March 20, 2017

AFP reports on two studies released by the World Bank "linking cash payments to Malawian and Tanzanian youths with 'significantly lower' rates of HIV and other sexually transmitted infections." The first study looked at a program that rewarded young Malawian girls with cash for regular school attendance (Ogle, 7/18).  According to the World Bank, the young women who received up to $15 per month over 18 months had a "60% lower prevalence" of HIV compared with a control group. 

In the second study adults in Tanzania who practiced safe sex, measured by testing negative "for half a dozen curable sexually-transmitted diseases," received cash payments of "up to $60 per person over 12 months." Participants also "received free treatment, such as antibiotics and counseling." Among the 2,399 enrollees "9% of participants eligible for the $60 award tested positive for the infections. By comparison, the rate was 12% for a control group who didn't receive payments" (7/18).

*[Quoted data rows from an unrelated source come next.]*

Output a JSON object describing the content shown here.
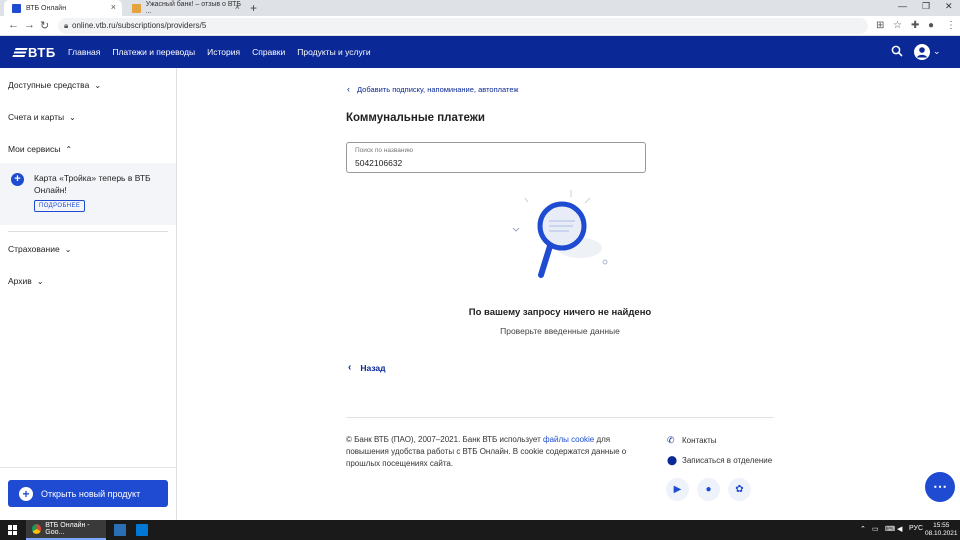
{
  "browser": {
    "tabs": [
      {
        "title": "ВТБ Онлайн",
        "active": true
      },
      {
        "title": "Ужасный банк! – отзыв о ВТБ ...",
        "active": false
      }
    ],
    "url": "online.vtb.ru/subscriptions/providers/5"
  },
  "header": {
    "logo": "ВТБ",
    "nav": [
      "Главная",
      "Платежи и переводы",
      "История",
      "Справки",
      "Продукты и услуги"
    ]
  },
  "sidebar": {
    "items": [
      {
        "label": "Доступные средства"
      },
      {
        "label": "Счета и карты"
      },
      {
        "label": "Мои сервисы"
      },
      {
        "label": "Страхование"
      },
      {
        "label": "Архив"
      }
    ],
    "promo": {
      "text": "Карта «Тройка» теперь в ВТБ Онлайн!",
      "button": "ПОДРОБНЕЕ"
    },
    "open_product": "Открыть новый продукт"
  },
  "main": {
    "back_link": "Добавить подписку, напоминание, автоплатеж",
    "title": "Коммунальные платежи",
    "search": {
      "placeholder": "Поиск по названию",
      "value": "5042106632"
    },
    "no_result": "По вашему запросу ничего не найдено",
    "hint": "Проверьте введенные данные",
    "back_button": "Назад"
  },
  "footer": {
    "copyright_before": "© Банк ВТБ (ПАО), 2007–2021. Банк ВТБ использует ",
    "copyright_link": "файлы cookie",
    "copyright_after": " для повышения удобства работы с ВТБ Онлайн. В cookie содержатся данные о прошлых посещениях сайта.",
    "contacts": "Контакты",
    "branch": "Записаться в отделение"
  },
  "taskbar": {
    "app": "ВТБ Онлайн - Goo...",
    "lang": "РУС",
    "time": "15:55",
    "date": "08.10.2021"
  },
  "colors": {
    "brand_dark": "#0a2896",
    "brand_accent": "#1e4bd2"
  }
}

Berk Ozler, a senior economist with the Bank told AFP that "the findings suggest that 'empowering girls financially can lead to reduced risk - not just by reducing their sexual activity or practicing safer sex, but also by enabling them to choose partners who are less likely to be infected with HIV in the first place'" (7/19). The Financial Times adds, "new applications of so-called conditional cash transfers already used to change human behavior in line with different social policies, signal a potential new approach to preventing the spread of HIV" (Jack, 7/19).

Glaxo/Pfizer Venture To Open AIDS Treatment Portfolios To Generic Manufacturers In Developing World

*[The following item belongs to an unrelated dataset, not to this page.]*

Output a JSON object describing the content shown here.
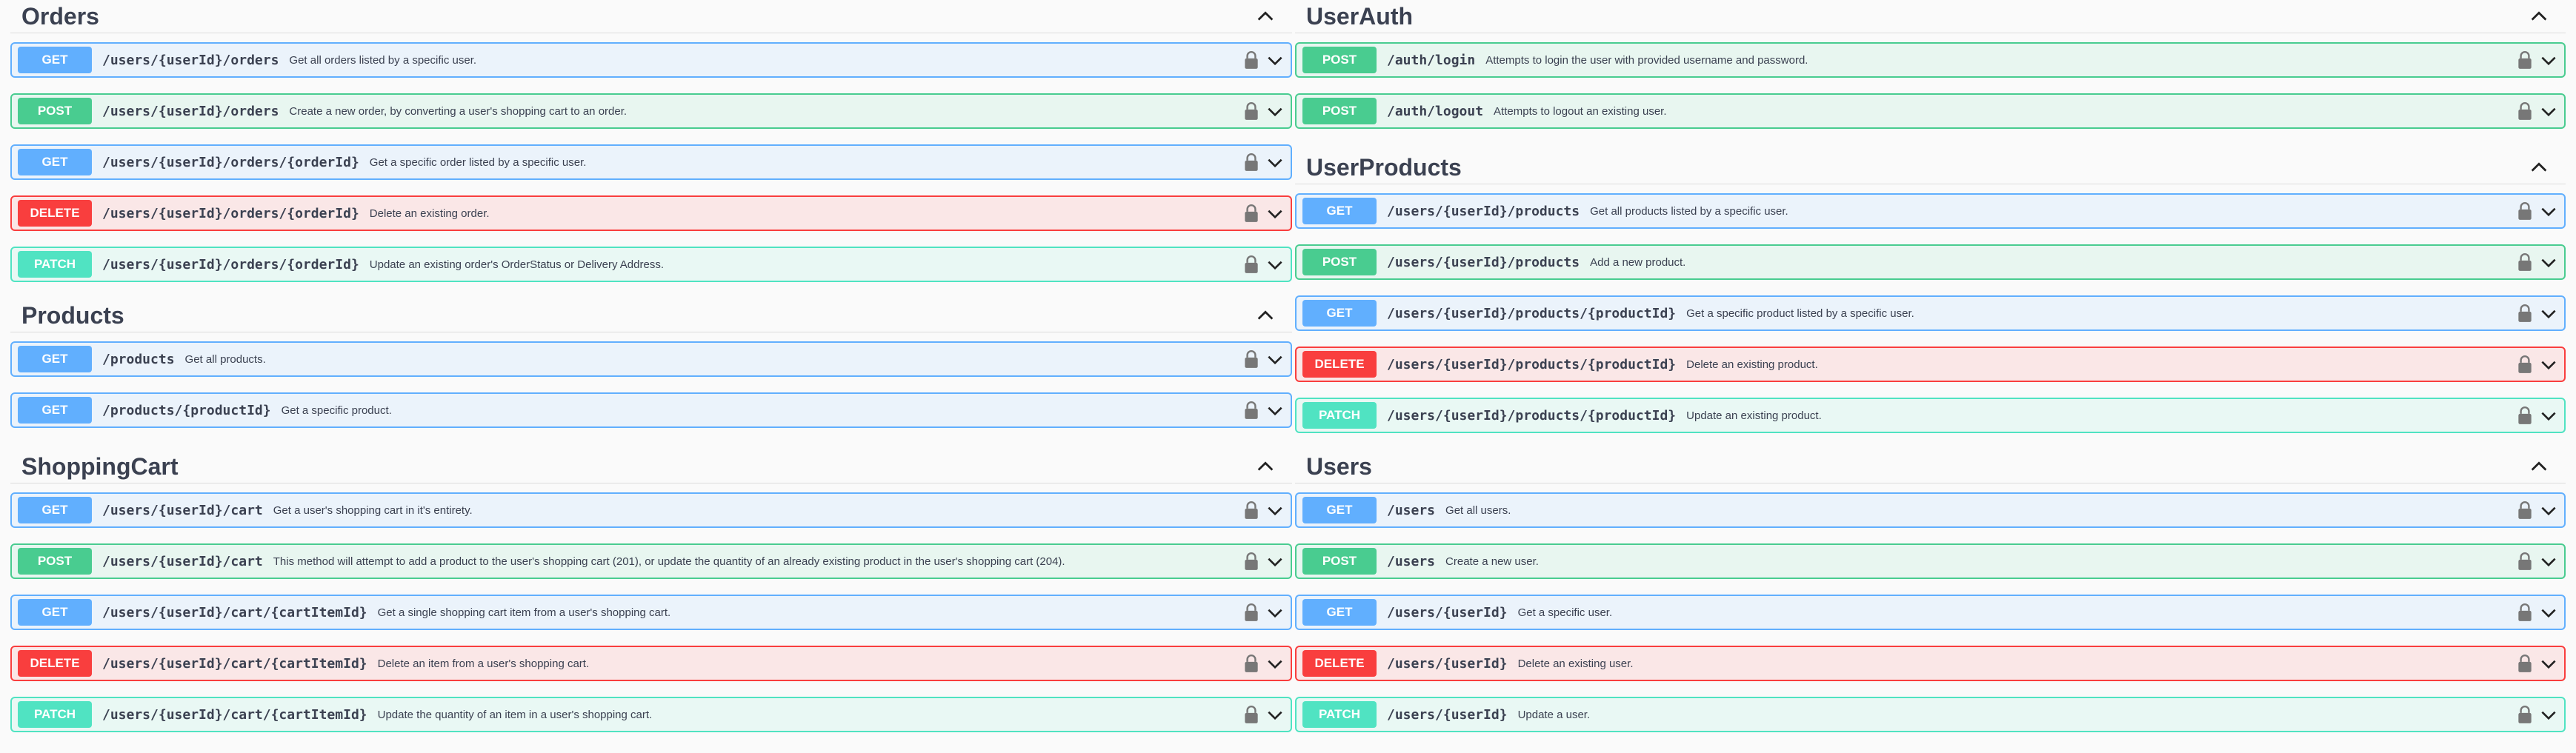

"ViiV Healthcare, a joint venture between GlaxoSmithKline and Pfizer to develop and market their AIDS treatment portfolios, will open its entire drug lineup to generic manufacturers in the world's poorest countries," the Triangle Business Journal reports (Gallagher, 7/16).

"To address the evolving treatment needs in [the poorest] countries ?? ViiV Healthcare is expanding the number of countries that this relates to, to include all least developed countries, all low income countries and all of sub-Saharan Africa," the company said in a press release on Friday that lists the 69 countries that will ViiV's drug lineup (7/16).

The move will allow companies to "obtain royalty-free voluntary licenses for all current ViiV products, as well as products still in development," Reuters writes. The decision will help reduce the cost of second-line HIV treatment, which becomes necessary as increasing numbers of people develop resistance to first-line drugs, Dominique Limet, the company's CEO said. "As more people have access to treatment, there is an increased need for second- and third-line treatment options once initial treatment failure occurs," he said (7/16).

This article is republished with kind permission from our friends at The Kaiser Family Foundation. You can view the entire Kaiser Daily Health Policy Report, search the archives, or sign up for email delivery of in-depth coverage of health policy developments, debates and discussions. The Kaiser Daily Health Policy Report is published for Kaisernetwork, a free service of The Henry J. Kaiser Family Foundation. 2009 Advisory Board Company and Kaiser Family Foundation. All rights reserved.